ADV: How has your trading evolved over time?
BH: Initially our strategy was based on the output of a fundamental model with a six-month forecast horizon, and we described this model in our paper “A Practitioner’s Defense of Return Predictability.” But if you are only looking six months ahead, your strategy’s breadth is limited by having very few uncorrelated predictions. We found we could enhance our strategy by introducing several new models with varied inputs and a range of forecast horizons. The second paper we published focused on our monthly model. We have four models with shorter horizons; however, the one-month and six-month models have the highest weights in our ensemble.
It’s mostly our research that has evolved over time and continues to evolve. The trading approach remains about the same. Depending on the daily signals generated by the models, our net exposure can range from between 100% short to 200% long the S&P 500. Thanks to our ability to go short when necessary and take advantage of leverage when appropriate, we aim to be well positioned for both bear markets and bull runs.
ADV: Where do you see your assets under management headed over the next 12 to 24 months?

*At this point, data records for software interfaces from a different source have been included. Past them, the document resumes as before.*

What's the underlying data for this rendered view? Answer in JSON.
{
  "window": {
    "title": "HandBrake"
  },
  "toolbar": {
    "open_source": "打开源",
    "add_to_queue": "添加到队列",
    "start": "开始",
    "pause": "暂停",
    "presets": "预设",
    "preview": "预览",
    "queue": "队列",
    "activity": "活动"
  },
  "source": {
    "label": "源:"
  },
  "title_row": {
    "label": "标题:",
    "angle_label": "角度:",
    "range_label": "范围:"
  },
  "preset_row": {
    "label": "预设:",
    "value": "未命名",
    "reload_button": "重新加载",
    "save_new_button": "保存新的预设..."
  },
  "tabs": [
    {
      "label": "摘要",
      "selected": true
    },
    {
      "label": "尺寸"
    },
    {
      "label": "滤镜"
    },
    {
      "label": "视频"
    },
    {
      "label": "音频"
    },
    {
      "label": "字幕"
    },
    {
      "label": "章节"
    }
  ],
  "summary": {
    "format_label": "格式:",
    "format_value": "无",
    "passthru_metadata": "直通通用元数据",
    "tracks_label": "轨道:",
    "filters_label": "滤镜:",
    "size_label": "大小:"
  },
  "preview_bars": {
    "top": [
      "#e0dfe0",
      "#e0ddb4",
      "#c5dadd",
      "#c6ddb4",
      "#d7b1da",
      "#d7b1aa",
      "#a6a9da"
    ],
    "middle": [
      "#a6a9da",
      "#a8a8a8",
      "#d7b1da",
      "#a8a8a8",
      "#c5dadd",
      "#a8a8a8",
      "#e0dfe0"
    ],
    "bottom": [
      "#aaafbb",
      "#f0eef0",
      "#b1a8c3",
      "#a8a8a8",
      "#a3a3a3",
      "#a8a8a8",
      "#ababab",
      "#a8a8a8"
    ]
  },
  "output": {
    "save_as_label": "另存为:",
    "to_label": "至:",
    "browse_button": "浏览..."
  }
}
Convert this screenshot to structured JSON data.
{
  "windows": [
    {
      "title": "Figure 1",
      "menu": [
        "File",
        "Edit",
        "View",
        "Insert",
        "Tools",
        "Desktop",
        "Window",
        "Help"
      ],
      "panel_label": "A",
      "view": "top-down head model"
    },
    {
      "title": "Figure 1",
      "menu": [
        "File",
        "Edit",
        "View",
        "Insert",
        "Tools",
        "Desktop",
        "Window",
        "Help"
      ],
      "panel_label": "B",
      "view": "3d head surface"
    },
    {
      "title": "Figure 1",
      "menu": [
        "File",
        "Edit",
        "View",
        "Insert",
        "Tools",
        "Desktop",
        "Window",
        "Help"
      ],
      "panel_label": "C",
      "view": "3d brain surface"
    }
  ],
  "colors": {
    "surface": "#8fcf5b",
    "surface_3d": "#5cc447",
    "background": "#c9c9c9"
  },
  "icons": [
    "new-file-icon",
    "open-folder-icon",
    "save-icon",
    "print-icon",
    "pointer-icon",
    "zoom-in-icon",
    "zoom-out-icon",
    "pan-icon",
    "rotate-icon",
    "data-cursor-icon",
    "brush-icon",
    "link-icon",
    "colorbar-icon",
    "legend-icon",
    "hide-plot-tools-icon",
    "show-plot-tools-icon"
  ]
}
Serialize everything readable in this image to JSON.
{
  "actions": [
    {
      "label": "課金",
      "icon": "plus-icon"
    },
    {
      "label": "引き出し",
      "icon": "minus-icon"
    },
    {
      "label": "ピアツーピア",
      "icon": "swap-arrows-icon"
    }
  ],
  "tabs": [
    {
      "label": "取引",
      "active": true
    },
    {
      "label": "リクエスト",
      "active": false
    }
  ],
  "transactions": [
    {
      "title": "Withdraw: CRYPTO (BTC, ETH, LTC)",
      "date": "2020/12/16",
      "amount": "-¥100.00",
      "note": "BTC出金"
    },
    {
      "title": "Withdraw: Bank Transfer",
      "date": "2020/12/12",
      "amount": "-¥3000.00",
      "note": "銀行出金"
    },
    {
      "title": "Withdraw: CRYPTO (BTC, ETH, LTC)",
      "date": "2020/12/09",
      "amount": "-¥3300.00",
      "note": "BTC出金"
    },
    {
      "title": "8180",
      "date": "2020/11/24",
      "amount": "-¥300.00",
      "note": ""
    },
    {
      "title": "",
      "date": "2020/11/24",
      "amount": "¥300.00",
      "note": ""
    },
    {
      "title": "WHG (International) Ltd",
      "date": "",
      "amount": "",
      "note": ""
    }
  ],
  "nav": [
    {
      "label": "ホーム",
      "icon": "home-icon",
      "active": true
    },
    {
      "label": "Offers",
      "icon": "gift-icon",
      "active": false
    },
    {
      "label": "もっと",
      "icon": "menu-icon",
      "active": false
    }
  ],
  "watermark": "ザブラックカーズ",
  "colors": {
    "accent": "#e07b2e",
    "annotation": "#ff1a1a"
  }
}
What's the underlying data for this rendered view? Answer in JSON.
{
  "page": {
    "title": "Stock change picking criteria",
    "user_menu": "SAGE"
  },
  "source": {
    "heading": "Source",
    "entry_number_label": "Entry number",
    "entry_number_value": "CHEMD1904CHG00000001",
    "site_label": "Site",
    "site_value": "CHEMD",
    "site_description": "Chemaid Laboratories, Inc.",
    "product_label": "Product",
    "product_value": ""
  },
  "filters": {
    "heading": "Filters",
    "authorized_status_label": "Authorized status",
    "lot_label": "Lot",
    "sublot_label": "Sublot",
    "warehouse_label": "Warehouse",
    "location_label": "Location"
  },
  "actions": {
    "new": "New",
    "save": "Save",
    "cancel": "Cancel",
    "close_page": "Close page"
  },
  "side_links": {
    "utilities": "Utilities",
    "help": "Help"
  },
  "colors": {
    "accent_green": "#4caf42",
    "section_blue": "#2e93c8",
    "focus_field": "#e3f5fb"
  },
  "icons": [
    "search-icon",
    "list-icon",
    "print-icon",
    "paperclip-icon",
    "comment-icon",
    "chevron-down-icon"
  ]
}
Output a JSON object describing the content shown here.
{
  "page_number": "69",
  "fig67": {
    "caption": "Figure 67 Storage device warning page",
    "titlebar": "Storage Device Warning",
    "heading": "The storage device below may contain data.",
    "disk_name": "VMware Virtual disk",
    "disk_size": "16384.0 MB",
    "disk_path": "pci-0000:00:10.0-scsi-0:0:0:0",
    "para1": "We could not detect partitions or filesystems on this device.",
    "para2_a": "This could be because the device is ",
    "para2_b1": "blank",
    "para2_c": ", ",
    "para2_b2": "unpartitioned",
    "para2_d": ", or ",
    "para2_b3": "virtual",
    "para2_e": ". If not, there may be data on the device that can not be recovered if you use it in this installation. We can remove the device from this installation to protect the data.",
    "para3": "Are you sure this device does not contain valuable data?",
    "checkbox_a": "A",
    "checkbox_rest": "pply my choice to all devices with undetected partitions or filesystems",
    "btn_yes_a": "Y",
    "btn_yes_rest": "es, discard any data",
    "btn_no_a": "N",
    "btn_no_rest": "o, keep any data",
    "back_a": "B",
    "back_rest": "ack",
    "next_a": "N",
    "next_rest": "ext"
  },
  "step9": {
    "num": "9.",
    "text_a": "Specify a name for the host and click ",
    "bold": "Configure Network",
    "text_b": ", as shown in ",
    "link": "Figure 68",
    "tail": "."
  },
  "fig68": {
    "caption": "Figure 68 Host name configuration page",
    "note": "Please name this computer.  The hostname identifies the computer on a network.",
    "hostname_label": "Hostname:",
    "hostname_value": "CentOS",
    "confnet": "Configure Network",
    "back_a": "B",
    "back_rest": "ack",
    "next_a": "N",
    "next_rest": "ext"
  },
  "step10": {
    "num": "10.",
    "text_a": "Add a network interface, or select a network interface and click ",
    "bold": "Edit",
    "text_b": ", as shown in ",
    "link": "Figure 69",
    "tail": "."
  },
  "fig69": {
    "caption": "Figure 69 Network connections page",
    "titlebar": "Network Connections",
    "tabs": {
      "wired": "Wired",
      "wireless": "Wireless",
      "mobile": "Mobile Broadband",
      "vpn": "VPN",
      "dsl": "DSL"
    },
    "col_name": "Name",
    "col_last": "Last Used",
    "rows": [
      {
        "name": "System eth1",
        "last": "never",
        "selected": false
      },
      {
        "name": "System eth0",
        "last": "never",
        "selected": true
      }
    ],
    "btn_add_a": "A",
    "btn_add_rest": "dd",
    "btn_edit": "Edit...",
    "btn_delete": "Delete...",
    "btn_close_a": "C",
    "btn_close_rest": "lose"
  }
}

BH: It really depends on the markets. As long as the market continues to be a 3 Sharpe strategy, there is a limited advantage active managers can offer to their clients. However, we are headed into the ninth year of this bull market—making it the second longest on record. At some point, investors are likely to seek strategies that might offer them reduced risk or downside protection.
ADV: Do you believe there is a capacity limit to your trading strategy?
BH: The limit is very high. We are trading some of the most liquid instruments in the world. The daily dollar volume in S&P 500 exchange traded products exceeds $100 billion. We also adjust our position at the end of the day, when the trading volume is typically the highest.
ADV: Does the firm provide any newsletter or other client communication?
BH: We publish a blog and a daily report on www.hulltactical.com that shows and explains our current position. You can also sign up to receive our blogposts and reports through the website. Additionally, we update our Twitter and LinkedIn pages with all relevant news.
Blair Hull founded Hull Investments, LLC in 1999 and currently serves as the firm’s manager. Hull Investments was created to serve as a family office for three generations of the Hull family and acts as parent company to a number of financial entities.
Mr. Hull created registered investment advisor HTAA, LLC (“Hull Tactical”) in 2013. Hull Tactical operates an actively managed ETF and utilizes advanced algorithms as well as macro and technical indicators to anticipate future market returns. Visit www.HullTactical.com.